Records shown section start

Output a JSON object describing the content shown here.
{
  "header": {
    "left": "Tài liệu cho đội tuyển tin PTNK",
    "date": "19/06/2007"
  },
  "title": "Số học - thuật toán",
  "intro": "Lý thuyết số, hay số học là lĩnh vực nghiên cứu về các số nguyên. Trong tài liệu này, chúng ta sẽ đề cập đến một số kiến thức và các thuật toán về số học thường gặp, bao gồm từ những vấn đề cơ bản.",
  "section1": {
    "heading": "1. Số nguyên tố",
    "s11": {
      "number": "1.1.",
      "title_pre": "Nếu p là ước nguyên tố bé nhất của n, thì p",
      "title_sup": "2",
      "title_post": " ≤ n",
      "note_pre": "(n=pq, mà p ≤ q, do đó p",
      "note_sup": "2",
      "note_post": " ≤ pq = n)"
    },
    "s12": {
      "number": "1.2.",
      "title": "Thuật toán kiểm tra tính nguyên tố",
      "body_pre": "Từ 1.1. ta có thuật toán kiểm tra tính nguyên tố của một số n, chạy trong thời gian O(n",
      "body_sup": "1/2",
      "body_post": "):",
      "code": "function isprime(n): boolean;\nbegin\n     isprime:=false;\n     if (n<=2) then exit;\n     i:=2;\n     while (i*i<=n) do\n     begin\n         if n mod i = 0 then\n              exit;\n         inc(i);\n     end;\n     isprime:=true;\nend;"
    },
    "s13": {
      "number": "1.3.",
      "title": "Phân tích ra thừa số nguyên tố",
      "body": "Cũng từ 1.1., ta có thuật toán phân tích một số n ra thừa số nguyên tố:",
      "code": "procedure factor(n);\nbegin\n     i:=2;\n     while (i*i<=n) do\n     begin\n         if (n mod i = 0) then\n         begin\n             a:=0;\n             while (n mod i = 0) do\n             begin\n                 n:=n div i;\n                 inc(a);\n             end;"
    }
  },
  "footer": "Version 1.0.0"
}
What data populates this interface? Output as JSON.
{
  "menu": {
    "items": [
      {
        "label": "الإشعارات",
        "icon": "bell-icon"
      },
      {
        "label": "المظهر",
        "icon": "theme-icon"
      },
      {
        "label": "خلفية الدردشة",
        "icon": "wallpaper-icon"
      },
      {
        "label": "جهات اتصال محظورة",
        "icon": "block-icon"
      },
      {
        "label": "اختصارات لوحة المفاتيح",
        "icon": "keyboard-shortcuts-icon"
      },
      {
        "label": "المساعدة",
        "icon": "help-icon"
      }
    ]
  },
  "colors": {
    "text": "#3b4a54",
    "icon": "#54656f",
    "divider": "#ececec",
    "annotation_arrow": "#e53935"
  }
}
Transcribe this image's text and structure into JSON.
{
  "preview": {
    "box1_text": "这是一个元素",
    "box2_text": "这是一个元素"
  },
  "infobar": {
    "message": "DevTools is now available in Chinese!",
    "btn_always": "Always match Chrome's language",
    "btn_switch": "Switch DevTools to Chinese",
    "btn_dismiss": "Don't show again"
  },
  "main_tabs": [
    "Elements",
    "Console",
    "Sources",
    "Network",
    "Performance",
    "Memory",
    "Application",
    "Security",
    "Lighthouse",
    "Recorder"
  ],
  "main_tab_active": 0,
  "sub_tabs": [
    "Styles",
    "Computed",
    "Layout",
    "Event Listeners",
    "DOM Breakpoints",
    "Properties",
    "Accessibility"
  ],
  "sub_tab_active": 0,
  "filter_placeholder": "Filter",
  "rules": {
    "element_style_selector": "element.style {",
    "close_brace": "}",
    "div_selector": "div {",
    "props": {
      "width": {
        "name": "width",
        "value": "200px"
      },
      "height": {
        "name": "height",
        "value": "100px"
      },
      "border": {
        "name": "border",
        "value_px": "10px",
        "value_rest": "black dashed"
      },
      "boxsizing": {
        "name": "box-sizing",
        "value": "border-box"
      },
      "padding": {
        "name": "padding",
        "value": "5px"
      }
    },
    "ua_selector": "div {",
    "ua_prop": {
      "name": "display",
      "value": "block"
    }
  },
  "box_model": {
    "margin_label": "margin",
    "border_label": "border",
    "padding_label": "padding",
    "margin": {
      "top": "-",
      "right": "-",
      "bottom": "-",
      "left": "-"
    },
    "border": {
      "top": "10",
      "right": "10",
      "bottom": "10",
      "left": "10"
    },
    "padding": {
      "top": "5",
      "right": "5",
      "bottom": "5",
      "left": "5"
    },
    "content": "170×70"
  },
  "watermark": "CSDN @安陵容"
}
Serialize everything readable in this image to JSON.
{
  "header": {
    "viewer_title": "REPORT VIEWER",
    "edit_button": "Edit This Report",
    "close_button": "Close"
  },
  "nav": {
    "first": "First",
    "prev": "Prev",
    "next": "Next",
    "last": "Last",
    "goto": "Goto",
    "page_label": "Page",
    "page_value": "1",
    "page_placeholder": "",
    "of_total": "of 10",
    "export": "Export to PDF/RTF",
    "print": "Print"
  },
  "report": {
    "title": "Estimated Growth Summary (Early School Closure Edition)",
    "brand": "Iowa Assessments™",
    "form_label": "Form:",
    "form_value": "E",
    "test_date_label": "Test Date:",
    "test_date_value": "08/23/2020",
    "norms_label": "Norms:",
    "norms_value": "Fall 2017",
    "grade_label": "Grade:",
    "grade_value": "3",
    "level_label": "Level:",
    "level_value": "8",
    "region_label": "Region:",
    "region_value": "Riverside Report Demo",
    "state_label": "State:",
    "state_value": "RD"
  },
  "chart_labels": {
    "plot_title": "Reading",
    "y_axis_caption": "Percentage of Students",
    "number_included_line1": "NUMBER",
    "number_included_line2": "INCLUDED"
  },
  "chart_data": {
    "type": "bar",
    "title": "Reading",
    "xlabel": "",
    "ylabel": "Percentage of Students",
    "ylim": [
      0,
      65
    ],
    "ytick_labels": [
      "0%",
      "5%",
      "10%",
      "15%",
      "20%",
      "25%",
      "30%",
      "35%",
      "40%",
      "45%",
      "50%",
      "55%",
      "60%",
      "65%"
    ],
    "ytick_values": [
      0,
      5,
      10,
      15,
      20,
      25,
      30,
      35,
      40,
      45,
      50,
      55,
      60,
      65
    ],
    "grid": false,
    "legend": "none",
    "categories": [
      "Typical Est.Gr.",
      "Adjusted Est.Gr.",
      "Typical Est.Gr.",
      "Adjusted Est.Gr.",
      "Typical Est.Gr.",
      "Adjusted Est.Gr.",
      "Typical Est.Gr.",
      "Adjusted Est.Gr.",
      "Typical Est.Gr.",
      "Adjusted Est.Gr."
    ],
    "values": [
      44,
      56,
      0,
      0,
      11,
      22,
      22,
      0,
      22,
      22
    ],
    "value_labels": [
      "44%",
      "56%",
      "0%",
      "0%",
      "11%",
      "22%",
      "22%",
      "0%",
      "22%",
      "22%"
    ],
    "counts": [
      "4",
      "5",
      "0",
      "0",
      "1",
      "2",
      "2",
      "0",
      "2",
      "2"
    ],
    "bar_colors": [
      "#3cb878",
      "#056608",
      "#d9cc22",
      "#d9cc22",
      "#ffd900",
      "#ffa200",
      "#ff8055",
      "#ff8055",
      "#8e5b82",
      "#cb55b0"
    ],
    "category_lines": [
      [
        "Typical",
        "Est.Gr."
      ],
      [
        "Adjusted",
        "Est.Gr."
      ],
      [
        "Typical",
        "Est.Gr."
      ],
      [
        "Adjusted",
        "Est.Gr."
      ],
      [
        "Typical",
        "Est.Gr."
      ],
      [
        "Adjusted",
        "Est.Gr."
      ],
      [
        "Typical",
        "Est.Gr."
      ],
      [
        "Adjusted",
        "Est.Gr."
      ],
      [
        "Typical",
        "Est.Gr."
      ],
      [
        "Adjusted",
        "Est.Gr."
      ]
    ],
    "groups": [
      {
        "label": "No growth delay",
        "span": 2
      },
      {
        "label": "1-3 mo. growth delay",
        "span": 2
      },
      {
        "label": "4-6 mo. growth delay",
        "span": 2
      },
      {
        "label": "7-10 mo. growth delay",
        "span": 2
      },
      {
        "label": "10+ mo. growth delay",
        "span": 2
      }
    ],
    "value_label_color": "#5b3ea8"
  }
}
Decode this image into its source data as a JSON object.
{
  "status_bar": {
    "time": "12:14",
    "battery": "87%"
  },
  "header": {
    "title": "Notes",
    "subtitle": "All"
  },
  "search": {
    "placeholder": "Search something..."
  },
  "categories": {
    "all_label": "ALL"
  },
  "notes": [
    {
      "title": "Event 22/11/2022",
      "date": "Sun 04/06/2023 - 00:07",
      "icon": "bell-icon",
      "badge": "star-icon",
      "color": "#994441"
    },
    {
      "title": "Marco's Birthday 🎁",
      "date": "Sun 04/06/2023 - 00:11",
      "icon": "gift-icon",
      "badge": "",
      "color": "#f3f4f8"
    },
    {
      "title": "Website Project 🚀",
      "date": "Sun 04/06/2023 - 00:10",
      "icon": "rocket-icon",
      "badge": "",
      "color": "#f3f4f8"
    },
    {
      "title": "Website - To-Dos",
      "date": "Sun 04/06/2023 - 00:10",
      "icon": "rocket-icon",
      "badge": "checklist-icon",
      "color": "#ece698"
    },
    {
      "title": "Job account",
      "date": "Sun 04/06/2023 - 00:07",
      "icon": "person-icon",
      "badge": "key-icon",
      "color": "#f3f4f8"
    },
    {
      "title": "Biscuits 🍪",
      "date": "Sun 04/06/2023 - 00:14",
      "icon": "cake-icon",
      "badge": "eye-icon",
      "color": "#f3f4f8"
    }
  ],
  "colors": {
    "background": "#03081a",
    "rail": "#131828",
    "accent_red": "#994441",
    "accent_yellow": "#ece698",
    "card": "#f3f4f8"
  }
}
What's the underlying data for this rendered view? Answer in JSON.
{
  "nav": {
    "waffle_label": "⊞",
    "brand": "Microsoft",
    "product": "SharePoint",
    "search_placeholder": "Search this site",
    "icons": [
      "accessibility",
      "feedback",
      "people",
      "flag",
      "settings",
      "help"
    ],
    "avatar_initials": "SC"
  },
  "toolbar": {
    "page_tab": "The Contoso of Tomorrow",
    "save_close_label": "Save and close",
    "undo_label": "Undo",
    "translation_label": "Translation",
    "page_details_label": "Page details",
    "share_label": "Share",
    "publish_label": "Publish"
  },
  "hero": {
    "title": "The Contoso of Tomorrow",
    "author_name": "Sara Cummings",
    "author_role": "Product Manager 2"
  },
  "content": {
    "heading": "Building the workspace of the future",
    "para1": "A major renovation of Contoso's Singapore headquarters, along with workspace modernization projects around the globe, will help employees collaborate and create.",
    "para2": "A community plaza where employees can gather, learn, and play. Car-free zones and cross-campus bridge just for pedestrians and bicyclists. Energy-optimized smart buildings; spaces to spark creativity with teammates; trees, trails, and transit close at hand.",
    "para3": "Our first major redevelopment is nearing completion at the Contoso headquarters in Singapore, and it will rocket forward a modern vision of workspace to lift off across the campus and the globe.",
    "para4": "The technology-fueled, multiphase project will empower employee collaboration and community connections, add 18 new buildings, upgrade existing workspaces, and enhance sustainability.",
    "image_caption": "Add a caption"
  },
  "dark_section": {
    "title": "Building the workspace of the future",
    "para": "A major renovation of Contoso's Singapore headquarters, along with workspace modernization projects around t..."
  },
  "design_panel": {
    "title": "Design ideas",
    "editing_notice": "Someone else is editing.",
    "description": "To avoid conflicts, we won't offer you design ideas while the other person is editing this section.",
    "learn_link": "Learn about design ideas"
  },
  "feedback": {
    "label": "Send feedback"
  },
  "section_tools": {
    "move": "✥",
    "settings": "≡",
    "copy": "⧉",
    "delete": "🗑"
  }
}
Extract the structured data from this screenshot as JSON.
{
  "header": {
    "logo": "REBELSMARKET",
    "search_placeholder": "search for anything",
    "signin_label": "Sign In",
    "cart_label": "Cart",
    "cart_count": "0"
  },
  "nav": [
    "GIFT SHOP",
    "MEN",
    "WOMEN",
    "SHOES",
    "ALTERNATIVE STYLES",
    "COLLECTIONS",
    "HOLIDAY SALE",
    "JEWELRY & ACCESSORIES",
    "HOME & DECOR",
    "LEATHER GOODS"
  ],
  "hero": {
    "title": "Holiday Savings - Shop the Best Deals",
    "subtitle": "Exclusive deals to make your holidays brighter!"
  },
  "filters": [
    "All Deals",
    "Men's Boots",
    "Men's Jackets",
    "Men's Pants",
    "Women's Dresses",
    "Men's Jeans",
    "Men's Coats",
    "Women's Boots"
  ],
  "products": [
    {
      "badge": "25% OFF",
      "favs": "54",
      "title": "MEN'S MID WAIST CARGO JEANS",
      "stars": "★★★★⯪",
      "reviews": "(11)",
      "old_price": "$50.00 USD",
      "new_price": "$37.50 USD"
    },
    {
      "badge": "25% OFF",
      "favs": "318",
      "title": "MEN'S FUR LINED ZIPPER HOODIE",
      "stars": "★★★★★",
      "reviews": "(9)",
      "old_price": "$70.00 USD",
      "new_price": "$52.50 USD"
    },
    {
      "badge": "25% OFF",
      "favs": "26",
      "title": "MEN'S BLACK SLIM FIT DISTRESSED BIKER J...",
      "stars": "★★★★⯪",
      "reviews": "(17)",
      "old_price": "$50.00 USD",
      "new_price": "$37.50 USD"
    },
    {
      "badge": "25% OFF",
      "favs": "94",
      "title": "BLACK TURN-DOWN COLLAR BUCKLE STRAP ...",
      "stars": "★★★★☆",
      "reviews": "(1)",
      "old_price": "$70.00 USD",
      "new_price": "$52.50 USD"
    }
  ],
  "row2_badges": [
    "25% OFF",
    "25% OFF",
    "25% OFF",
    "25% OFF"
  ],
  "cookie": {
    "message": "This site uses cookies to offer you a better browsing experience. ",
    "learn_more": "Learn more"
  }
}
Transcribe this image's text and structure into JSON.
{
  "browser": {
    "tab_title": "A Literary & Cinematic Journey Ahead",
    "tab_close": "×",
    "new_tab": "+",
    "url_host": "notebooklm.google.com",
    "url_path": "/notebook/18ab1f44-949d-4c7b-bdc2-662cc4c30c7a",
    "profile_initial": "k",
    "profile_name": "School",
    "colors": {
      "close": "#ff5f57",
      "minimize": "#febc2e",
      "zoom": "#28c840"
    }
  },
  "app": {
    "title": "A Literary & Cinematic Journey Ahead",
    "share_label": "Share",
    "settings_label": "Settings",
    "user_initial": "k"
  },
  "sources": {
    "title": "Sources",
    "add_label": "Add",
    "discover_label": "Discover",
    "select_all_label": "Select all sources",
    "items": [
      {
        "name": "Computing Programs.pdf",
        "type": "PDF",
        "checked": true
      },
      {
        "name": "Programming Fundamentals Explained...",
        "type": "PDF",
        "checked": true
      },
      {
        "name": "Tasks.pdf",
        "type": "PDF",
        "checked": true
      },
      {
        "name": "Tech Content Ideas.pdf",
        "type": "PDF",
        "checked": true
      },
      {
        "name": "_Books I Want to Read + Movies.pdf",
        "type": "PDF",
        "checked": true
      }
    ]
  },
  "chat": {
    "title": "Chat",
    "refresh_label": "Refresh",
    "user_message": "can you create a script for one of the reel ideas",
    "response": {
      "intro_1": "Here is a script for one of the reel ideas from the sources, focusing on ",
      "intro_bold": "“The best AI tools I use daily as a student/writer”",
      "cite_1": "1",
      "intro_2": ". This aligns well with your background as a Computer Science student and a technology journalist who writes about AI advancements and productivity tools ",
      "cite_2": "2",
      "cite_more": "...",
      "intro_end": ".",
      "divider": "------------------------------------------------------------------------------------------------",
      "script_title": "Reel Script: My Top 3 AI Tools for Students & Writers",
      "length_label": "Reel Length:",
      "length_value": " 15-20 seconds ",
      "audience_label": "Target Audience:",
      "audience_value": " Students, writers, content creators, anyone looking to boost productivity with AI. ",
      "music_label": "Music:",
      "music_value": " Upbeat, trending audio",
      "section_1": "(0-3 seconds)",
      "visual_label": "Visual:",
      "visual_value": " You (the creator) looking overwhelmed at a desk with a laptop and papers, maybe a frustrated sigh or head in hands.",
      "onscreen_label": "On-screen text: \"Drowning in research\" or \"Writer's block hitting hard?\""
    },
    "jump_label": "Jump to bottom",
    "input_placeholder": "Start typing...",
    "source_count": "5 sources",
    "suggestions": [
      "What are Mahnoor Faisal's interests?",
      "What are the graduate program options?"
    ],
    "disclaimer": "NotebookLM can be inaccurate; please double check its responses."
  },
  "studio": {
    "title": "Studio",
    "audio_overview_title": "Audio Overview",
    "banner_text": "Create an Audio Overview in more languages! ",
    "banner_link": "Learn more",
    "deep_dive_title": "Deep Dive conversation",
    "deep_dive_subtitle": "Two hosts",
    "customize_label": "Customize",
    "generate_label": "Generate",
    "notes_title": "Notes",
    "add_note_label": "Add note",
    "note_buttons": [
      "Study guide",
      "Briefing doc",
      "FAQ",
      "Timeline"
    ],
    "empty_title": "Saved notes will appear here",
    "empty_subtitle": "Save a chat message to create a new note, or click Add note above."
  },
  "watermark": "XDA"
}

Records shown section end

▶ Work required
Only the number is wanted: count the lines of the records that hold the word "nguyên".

▶ Answer space
7